The lines to copy are those in the records below that hold the word "Choose".

Available data Start Marker

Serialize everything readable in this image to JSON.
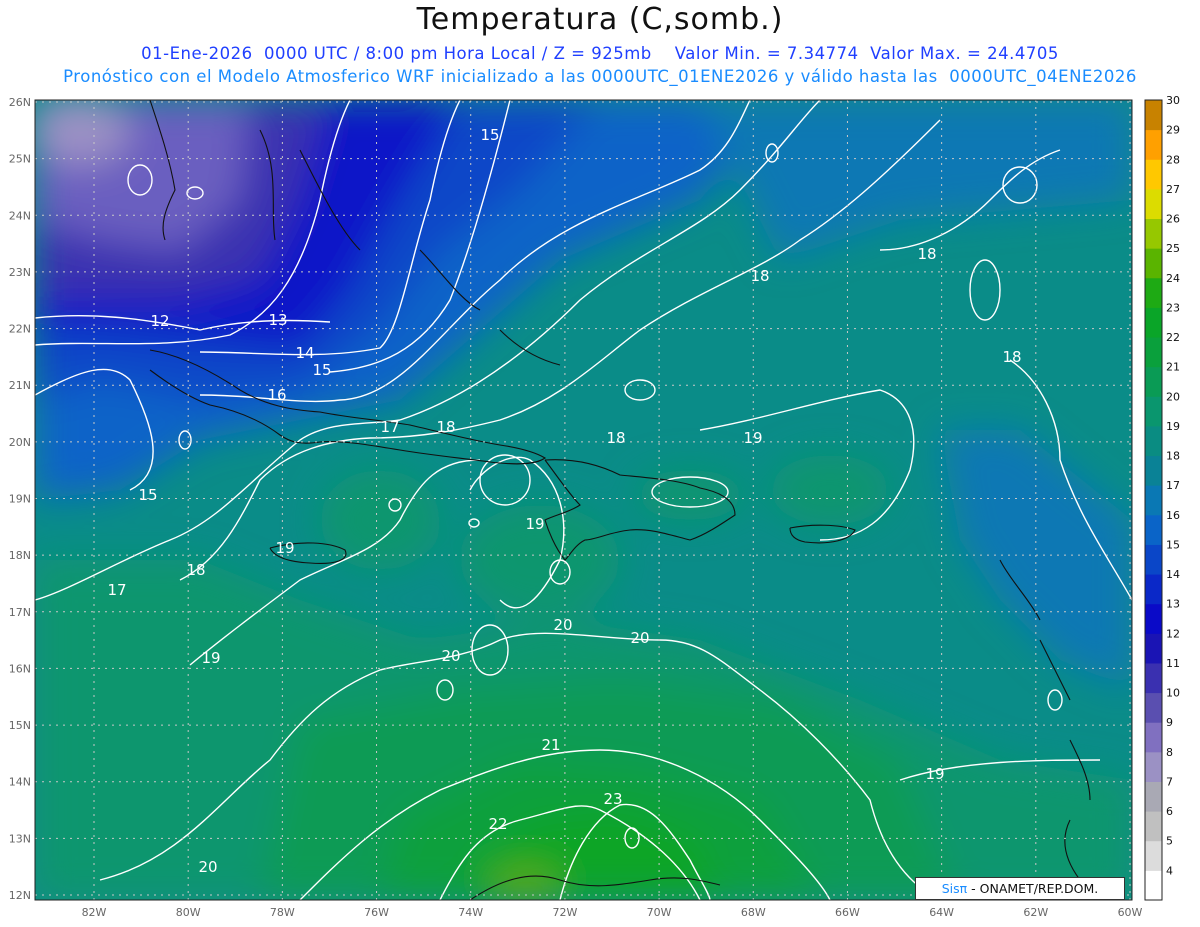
{
  "title": "Temperatura (C,somb.)",
  "subtitle_line1": "01-Ene-2026  0000 UTC / 8:00 pm Hora Local / Z = 925mb    Valor Min. = 7.34774  Valor Max. = 24.4705",
  "subtitle_line2": "Pronóstico con el Modelo Atmosferico WRF inicializado a las 0000UTC_01ENE2026 y válido hasta las  0000UTC_04ENE2026",
  "credit": {
    "brand": "Sisπ",
    "text": " - ONAMET/REP.DOM."
  },
  "lat_labels": [
    "12N",
    "13N",
    "14N",
    "15N",
    "16N",
    "17N",
    "18N",
    "19N",
    "20N",
    "21N",
    "22N",
    "23N",
    "24N",
    "25N",
    "26N"
  ],
  "lon_labels": [
    "82W",
    "80W",
    "78W",
    "76W",
    "74W",
    "72W",
    "70W",
    "68W",
    "66W",
    "64W",
    "62W",
    "60W"
  ],
  "colorbar_labels": [
    "4",
    "5",
    "6",
    "7",
    "8",
    "9",
    "10",
    "11",
    "12",
    "13",
    "14",
    "15",
    "16",
    "17",
    "18",
    "19",
    "20",
    "21",
    "22",
    "23",
    "24",
    "25",
    "26",
    "27",
    "28",
    "29",
    "30"
  ],
  "colorbar_colors": [
    "#ffffff",
    "#dcdcdc",
    "#c0c0c0",
    "#a9a9b4",
    "#9b91c4",
    "#8070c0",
    "#5a4fb0",
    "#3a30b0",
    "#1a14b4",
    "#0a0ac8",
    "#0a28c8",
    "#0a46c8",
    "#0a64c8",
    "#0a78b4",
    "#0a8296",
    "#0a8c82",
    "#0a966e",
    "#0a9b55",
    "#0aa03c",
    "#0aa528",
    "#1eaa14",
    "#5ab400",
    "#96c800",
    "#dcdc00",
    "#ffc800",
    "#ffa000",
    "#c88200"
  ],
  "contour_labels": [
    "12",
    "13",
    "14",
    "15",
    "15",
    "15",
    "16",
    "17",
    "17",
    "18",
    "18",
    "18",
    "18",
    "18",
    "18",
    "19",
    "19",
    "19",
    "19",
    "19",
    "20",
    "20",
    "20",
    "20",
    "21",
    "22",
    "23"
  ]
}
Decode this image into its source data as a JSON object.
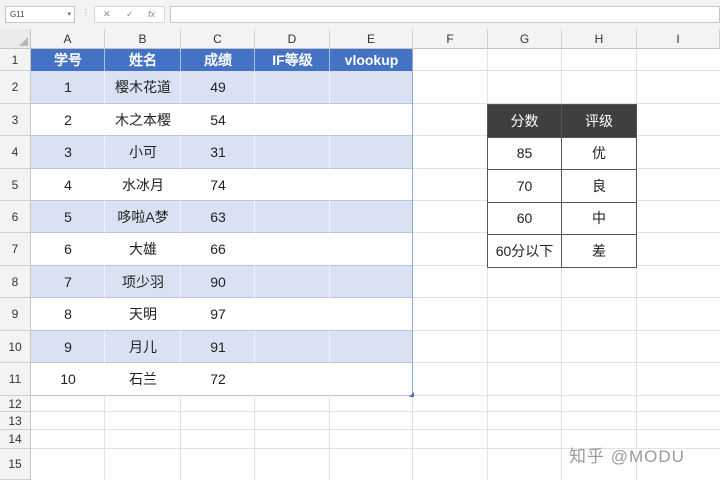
{
  "formula_bar": {
    "name_box": "G11",
    "cancel_glyph": "✕",
    "enter_glyph": "✓",
    "fx_glyph": "fx",
    "formula": ""
  },
  "columns": [
    "A",
    "B",
    "C",
    "D",
    "E",
    "F",
    "G",
    "H",
    "I"
  ],
  "rows": [
    "1",
    "2",
    "3",
    "4",
    "5",
    "6",
    "7",
    "8",
    "9",
    "10",
    "11",
    "12",
    "13",
    "14",
    "15"
  ],
  "table": {
    "headers": [
      "学号",
      "姓名",
      "成绩",
      "IF等级",
      "vlookup"
    ],
    "rows": [
      [
        "1",
        "樱木花道",
        "49",
        "",
        ""
      ],
      [
        "2",
        "木之本樱",
        "54",
        "",
        ""
      ],
      [
        "3",
        "小可",
        "31",
        "",
        ""
      ],
      [
        "4",
        "水冰月",
        "74",
        "",
        ""
      ],
      [
        "5",
        "哆啦A梦",
        "63",
        "",
        ""
      ],
      [
        "6",
        "大雄",
        "66",
        "",
        ""
      ],
      [
        "7",
        "项少羽",
        "90",
        "",
        ""
      ],
      [
        "8",
        "天明",
        "97",
        "",
        ""
      ],
      [
        "9",
        "月儿",
        "91",
        "",
        ""
      ],
      [
        "10",
        "石兰",
        "72",
        "",
        ""
      ]
    ]
  },
  "lookup_table": {
    "headers": [
      "分数",
      "评级"
    ],
    "rows": [
      [
        "85",
        "优"
      ],
      [
        "70",
        "良"
      ],
      [
        "60",
        "中"
      ],
      [
        "60分以下",
        "差"
      ]
    ]
  },
  "watermark": "知乎 @MODU",
  "colors": {
    "header_fill": "#4472c4",
    "band_fill": "#d9e1f2",
    "lookup_header_fill": "#3f3f3f"
  }
}
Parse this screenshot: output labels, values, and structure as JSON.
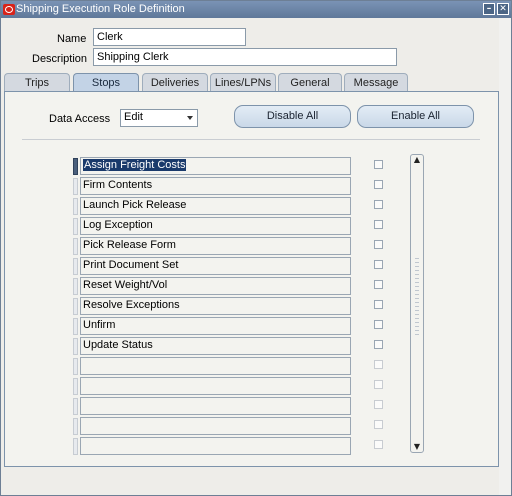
{
  "window": {
    "title": "Shipping Execution Role Definition",
    "controls": [
      "minimize",
      "close"
    ],
    "minimize_glyph": "–",
    "close_glyph": "✕"
  },
  "header": {
    "name_label": "Name",
    "name_value": "Clerk",
    "description_label": "Description",
    "description_value": "Shipping Clerk"
  },
  "tabs": [
    {
      "label": "Trips",
      "active": false
    },
    {
      "label": "Stops",
      "active": true
    },
    {
      "label": "Deliveries",
      "active": false
    },
    {
      "label": "Lines/LPNs",
      "active": false
    },
    {
      "label": "General",
      "active": false
    },
    {
      "label": "Message",
      "active": false
    }
  ],
  "toolbar": {
    "data_access_label": "Data Access",
    "data_access_value": "Edit",
    "disable_all_label": "Disable All",
    "enable_all_label": "Enable All"
  },
  "actions": [
    {
      "name": "Assign Freight Costs",
      "checked": false,
      "selected": true
    },
    {
      "name": "Firm Contents",
      "checked": false
    },
    {
      "name": "Launch Pick Release",
      "checked": false
    },
    {
      "name": "Log Exception",
      "checked": false
    },
    {
      "name": "Pick Release Form",
      "checked": false
    },
    {
      "name": "Print Document Set",
      "checked": false
    },
    {
      "name": "Reset Weight/Vol",
      "checked": false
    },
    {
      "name": "Resolve Exceptions",
      "checked": false
    },
    {
      "name": "Unfirm",
      "checked": false
    },
    {
      "name": "Update Status",
      "checked": false
    },
    {
      "name": "",
      "checked": false
    },
    {
      "name": "",
      "checked": false
    },
    {
      "name": "",
      "checked": false
    },
    {
      "name": "",
      "checked": false
    },
    {
      "name": "",
      "checked": false
    }
  ],
  "scrollbar": {
    "up_glyph": "▲",
    "down_glyph": "▼"
  },
  "colors": {
    "titlebar": "#6a83a6",
    "active_tab": "#c3d3e6",
    "selection": "#1a3a6b"
  }
}
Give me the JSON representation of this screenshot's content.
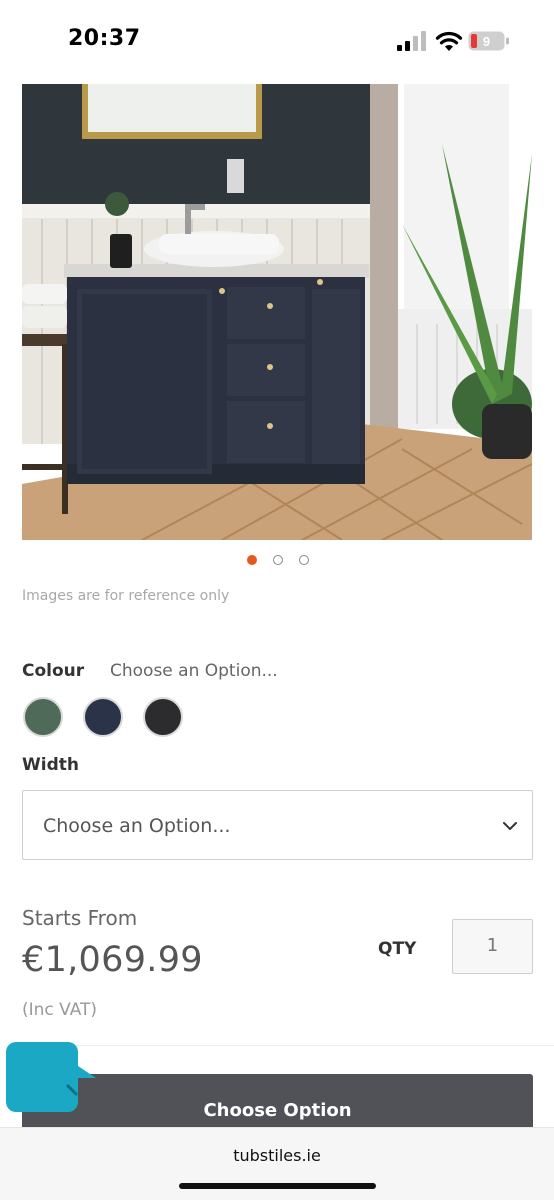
{
  "status_bar": {
    "time": "20:37",
    "battery_level": "9",
    "signal_icon": "cellular-signal-icon",
    "wifi_icon": "wifi-icon",
    "battery_icon": "battery-icon"
  },
  "gallery": {
    "image_description_icon": "product-photo",
    "slide_count": 3,
    "active_slide": 1,
    "note": "Images are for reference only",
    "accent_color": "#e8581c"
  },
  "options": {
    "colour_label": "Colour",
    "colour_value": "Choose an Option...",
    "swatches": [
      {
        "color": "#4f6a58"
      },
      {
        "color": "#2a3347"
      },
      {
        "color": "#2c2c2e"
      }
    ],
    "width_label": "Width",
    "width_select_value": "Choose an Option...",
    "chevron_icon": "chevron-down-icon"
  },
  "pricing": {
    "starts_from": "Starts From",
    "price": "€1,069.99",
    "vat_note": "(Inc VAT)"
  },
  "quantity": {
    "label": "QTY",
    "value": "1"
  },
  "cta": {
    "label": "Choose Option",
    "color": "#505258"
  },
  "chat": {
    "icon": "chat-bubble-icon",
    "color": "#1aa8c4"
  },
  "browser": {
    "url": "tubstiles.ie"
  }
}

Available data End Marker

**Answer section:**
    "colour_value": "Choose an Option...",
    "width_select_value": "Choose an Option...",
    "label": "Choose Option",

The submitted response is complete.